- TASK STATEMENT
Copy out each line below exactly as written.
#### MATERIAL FOR THIS EXERCISE ####
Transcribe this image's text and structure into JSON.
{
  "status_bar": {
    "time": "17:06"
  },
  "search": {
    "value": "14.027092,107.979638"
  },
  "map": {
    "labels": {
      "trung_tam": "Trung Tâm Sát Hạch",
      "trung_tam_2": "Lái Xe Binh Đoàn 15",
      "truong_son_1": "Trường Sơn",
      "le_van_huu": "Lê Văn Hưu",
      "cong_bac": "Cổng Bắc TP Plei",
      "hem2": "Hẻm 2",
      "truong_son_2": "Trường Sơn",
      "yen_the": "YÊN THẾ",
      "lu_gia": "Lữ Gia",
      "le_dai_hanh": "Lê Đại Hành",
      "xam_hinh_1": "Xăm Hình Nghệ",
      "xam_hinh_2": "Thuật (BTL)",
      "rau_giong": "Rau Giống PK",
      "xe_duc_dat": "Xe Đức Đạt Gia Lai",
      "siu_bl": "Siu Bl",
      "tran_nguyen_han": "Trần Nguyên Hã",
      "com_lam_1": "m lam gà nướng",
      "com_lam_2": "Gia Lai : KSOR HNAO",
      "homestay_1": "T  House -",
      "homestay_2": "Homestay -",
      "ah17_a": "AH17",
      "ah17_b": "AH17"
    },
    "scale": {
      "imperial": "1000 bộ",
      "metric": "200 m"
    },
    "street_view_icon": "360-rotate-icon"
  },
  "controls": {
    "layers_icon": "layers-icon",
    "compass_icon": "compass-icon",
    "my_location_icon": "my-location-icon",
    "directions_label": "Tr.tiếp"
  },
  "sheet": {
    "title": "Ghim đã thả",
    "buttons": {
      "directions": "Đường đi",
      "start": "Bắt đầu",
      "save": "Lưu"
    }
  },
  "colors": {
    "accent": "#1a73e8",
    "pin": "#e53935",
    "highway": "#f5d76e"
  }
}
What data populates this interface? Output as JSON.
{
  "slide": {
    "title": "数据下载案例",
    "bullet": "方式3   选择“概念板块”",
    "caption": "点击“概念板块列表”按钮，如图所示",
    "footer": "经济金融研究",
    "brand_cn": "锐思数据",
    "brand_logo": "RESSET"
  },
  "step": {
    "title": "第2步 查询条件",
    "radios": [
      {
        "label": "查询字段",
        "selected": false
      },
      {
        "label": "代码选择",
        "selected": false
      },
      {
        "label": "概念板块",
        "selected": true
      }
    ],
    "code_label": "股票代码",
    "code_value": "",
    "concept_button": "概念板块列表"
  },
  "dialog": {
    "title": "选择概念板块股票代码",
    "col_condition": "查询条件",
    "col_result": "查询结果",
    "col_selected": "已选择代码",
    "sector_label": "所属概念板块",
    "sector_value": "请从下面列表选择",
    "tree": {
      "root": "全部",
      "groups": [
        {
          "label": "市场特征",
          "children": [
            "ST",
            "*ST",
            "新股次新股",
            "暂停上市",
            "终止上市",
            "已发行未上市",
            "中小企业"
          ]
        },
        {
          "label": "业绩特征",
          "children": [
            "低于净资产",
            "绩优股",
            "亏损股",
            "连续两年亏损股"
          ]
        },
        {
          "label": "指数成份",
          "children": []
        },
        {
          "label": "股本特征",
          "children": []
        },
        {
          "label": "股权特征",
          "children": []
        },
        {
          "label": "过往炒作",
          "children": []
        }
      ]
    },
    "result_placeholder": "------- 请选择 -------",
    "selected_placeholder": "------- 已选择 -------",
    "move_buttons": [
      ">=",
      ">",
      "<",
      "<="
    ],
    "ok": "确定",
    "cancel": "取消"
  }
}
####
- TASK OUTPUT
Transcribe this image's text and structure into JSON.
{
  "status_bar": {
    "time": "17:06"
  },
  "search": {
    "value": "14.027092,107.979638"
  },
  "map": {
    "labels": {
      "trung_tam": "Trung Tâm Sát Hạch",
      "trung_tam_2": "Lái Xe Binh Đoàn 15",
      "truong_son_1": "Trường Sơn",
      "le_van_huu": "Lê Văn Hưu",
      "cong_bac": "Cổng Bắc TP Plei",
      "hem2": "Hẻm 2",
      "truong_son_2": "Trường Sơn",
      "yen_the": "YÊN THẾ",
      "lu_gia": "Lữ Gia",
      "le_dai_hanh": "Lê Đại Hành",
      "xam_hinh_1": "Xăm Hình Nghệ",
      "xam_hinh_2": "Thuật (BTL)",
      "rau_giong": "Rau Giống PK",
      "xe_duc_dat": "Xe Đức Đạt Gia Lai",
      "siu_bl": "Siu Bl",
      "tran_nguyen_han": "Trần Nguyên Hã",
      "com_lam_1": "m lam gà nướng",
      "com_lam_2": "Gia Lai : KSOR HNAO",
      "homestay_1": "T  House -",
      "homestay_2": "Homestay -",
      "ah17_a": "AH17",
      "ah17_b": "AH17"
    },
    "scale": {
      "imperial": "1000 bộ",
      "metric": "200 m"
    },
    "street_view_icon": "360-rotate-icon"
  },
  "controls": {
    "layers_icon": "layers-icon",
    "compass_icon": "compass-icon",
    "my_location_icon": "my-location-icon",
    "directions_label": "Tr.tiếp"
  },
  "sheet": {
    "title": "Ghim đã thả",
    "buttons": {
      "directions": "Đường đi",
      "start": "Bắt đầu",
      "save": "Lưu"
    }
  },
  "colors": {
    "accent": "#1a73e8",
    "pin": "#e53935",
    "highway": "#f5d76e"
  }
}
What data populates this interface? Output as JSON.
{
  "slide": {
    "title": "数据下载案例",
    "bullet": "方式3   选择“概念板块”",
    "caption": "点击“概念板块列表”按钮，如图所示",
    "footer": "经济金融研究",
    "brand_cn": "锐思数据",
    "brand_logo": "RESSET"
  },
  "step": {
    "title": "第2步 查询条件",
    "radios": [
      {
        "label": "查询字段",
        "selected": false
      },
      {
        "label": "代码选择",
        "selected": false
      },
      {
        "label": "概念板块",
        "selected": true
      }
    ],
    "code_label": "股票代码",
    "code_value": "",
    "concept_button": "概念板块列表"
  },
  "dialog": {
    "title": "选择概念板块股票代码",
    "col_condition": "查询条件",
    "col_result": "查询结果",
    "col_selected": "已选择代码",
    "sector_label": "所属概念板块",
    "sector_value": "请从下面列表选择",
    "tree": {
      "root": "全部",
      "groups": [
        {
          "label": "市场特征",
          "children": [
            "ST",
            "*ST",
            "新股次新股",
            "暂停上市",
            "终止上市",
            "已发行未上市",
            "中小企业"
          ]
        },
        {
          "label": "业绩特征",
          "children": [
            "低于净资产",
            "绩优股",
            "亏损股",
            "连续两年亏损股"
          ]
        },
        {
          "label": "指数成份",
          "children": []
        },
        {
          "label": "股本特征",
          "children": []
        },
        {
          "label": "股权特征",
          "children": []
        },
        {
          "label": "过往炒作",
          "children": []
        }
      ]
    },
    "result_placeholder": "------- 请选择 -------",
    "selected_placeholder": "------- 已选择 -------",
    "move_buttons": [
      ">=",
      ">",
      "<",
      "<="
    ],
    "ok": "确定",
    "cancel": "取消"
  }
}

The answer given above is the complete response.